Afterward, Rhodes’s team put the mice through the same cognitive tests and examined brain tissues. It turned out that the toys and tastes, no matter how stimulating, had not improved the animals’ brains.
“Only one thing had mattered,” Rhodes says, “and that’s whether they had a running wheel.” Animals that exercised, whether or not they had any other enrichments in their cages, had healthier brains and performed significantly better on cognitive tests than the other mice. Animals that didn’t run, no matter how enriched their world was otherwise, did not improve their brainpower in the complex, lasting ways that Rhodes’s team was studying. “They loved the toys,” Rhodes says, and the mice rarely ventured into the empty, quieter portions of their cages. But unless they also exercised, they did not become smarter.
Why would exercise build brainpower in ways that thinking might not? The brain, like all muscles and organs, is a tissue, and its function declines with underuse and age. Beginning in our late 20s, most of us will lose about 1 percent annually of the volume of the hippocampus, a key portion of the brain related to memory and certain types of learning.
Exercise though seems to slow or reverse the brain’s physical decay, much as it does with muscles. Although scientists thought until recently that humans were born with a certain number of brain cells and would never generate more, they now know better. In the 1990s, using a technique that marks newborn cells, researchers determined during autopsies that adult human brains contained quite a few new neurons. Fresh cells were especially prevalent in the hippocampus, indicating that neurogenesis — or the creation of new brain cells — was primarily occurring there. Even more heartening, scientists found that exercise jump-starts neurogenesis. Mice and rats that ran for a few weeks generally had about twice as many new neurons in their hippocampi as sedentary animals. Their brains, like other muscles, were bulking up.

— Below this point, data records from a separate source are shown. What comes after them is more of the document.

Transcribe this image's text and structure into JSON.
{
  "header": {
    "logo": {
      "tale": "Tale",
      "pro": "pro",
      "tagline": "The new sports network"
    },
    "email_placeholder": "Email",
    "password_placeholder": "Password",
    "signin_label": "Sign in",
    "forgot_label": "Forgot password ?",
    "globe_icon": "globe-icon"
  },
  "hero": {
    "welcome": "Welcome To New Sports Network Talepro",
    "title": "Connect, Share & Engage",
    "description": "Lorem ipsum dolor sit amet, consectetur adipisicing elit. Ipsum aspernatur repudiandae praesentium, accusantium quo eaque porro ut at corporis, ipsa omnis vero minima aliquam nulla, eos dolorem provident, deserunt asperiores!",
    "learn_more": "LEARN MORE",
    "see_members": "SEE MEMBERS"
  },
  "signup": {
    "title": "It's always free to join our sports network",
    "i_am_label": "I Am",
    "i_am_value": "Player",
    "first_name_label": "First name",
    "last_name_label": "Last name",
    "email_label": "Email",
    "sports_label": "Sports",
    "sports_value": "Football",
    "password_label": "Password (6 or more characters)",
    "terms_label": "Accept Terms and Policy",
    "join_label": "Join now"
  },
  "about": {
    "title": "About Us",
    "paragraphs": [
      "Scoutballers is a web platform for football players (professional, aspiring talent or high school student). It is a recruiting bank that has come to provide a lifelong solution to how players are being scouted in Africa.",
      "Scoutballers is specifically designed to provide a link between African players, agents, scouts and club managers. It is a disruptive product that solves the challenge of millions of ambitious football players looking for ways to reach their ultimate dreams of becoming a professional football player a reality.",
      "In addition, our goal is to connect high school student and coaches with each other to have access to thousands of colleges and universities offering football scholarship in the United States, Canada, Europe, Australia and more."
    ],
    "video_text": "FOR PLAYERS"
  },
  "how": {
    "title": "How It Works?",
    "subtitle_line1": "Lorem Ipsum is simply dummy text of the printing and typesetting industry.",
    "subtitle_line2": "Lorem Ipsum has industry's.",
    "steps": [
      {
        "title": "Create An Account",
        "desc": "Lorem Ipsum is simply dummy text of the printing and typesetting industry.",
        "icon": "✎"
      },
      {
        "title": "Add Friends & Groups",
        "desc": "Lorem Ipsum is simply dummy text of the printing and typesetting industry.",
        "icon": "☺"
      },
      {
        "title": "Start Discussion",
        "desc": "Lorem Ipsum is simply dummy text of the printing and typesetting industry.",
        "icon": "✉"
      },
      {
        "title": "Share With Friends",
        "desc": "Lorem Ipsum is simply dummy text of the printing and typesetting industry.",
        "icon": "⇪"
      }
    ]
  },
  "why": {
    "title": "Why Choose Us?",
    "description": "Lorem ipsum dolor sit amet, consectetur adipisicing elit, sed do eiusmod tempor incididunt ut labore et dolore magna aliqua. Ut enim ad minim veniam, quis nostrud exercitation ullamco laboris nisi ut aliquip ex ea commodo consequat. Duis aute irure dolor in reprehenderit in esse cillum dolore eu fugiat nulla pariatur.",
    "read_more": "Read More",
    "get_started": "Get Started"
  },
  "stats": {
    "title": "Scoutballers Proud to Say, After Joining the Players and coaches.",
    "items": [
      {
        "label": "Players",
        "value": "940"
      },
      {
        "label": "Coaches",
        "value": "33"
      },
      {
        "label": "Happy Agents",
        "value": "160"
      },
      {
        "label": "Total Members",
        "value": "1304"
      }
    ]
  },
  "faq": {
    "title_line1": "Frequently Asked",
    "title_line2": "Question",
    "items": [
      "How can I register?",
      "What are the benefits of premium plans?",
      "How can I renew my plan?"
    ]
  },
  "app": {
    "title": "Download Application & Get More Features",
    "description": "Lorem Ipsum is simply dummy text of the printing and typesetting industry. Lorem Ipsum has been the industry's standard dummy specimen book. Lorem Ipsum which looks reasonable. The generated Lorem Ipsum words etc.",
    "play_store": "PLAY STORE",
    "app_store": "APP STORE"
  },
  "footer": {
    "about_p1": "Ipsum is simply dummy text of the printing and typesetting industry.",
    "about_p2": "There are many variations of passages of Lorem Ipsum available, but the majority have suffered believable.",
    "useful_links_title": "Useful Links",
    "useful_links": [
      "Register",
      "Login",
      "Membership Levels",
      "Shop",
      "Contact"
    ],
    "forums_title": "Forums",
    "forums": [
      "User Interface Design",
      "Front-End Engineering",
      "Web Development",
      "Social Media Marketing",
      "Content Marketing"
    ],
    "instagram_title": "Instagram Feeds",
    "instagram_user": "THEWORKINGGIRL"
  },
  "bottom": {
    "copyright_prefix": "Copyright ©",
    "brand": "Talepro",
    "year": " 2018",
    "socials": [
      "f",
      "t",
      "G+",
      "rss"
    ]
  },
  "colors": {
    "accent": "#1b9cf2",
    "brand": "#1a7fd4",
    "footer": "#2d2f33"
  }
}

Matthew Zucca, a sophomore at La Jolla High School, won the White Dragon Martial Arts Dragon Cup Tournament and was crowned Grand Champion 2012.
The event was held last month at the Jenny Craig Pavilion where 1049 students competed in multiple events. Zucca medaled in eight of the nine events he competed in, bringing home four gold medals, two silver medals and two bronze medals.
Zucca has been training at White Dragon Martial Arts in Clairemont since March 2005. He is currently a purple sash. His Sifu is Ben Stanley. His teacher is Leslie Edwards.
Below are the events in which Zucca earned medals:
Gold: grappling, push hands, two-man set, open form; Silver: weapons form, sparring; Bronze: hand form, self defense techniques.
Read the original post in the La Jolla Light: here.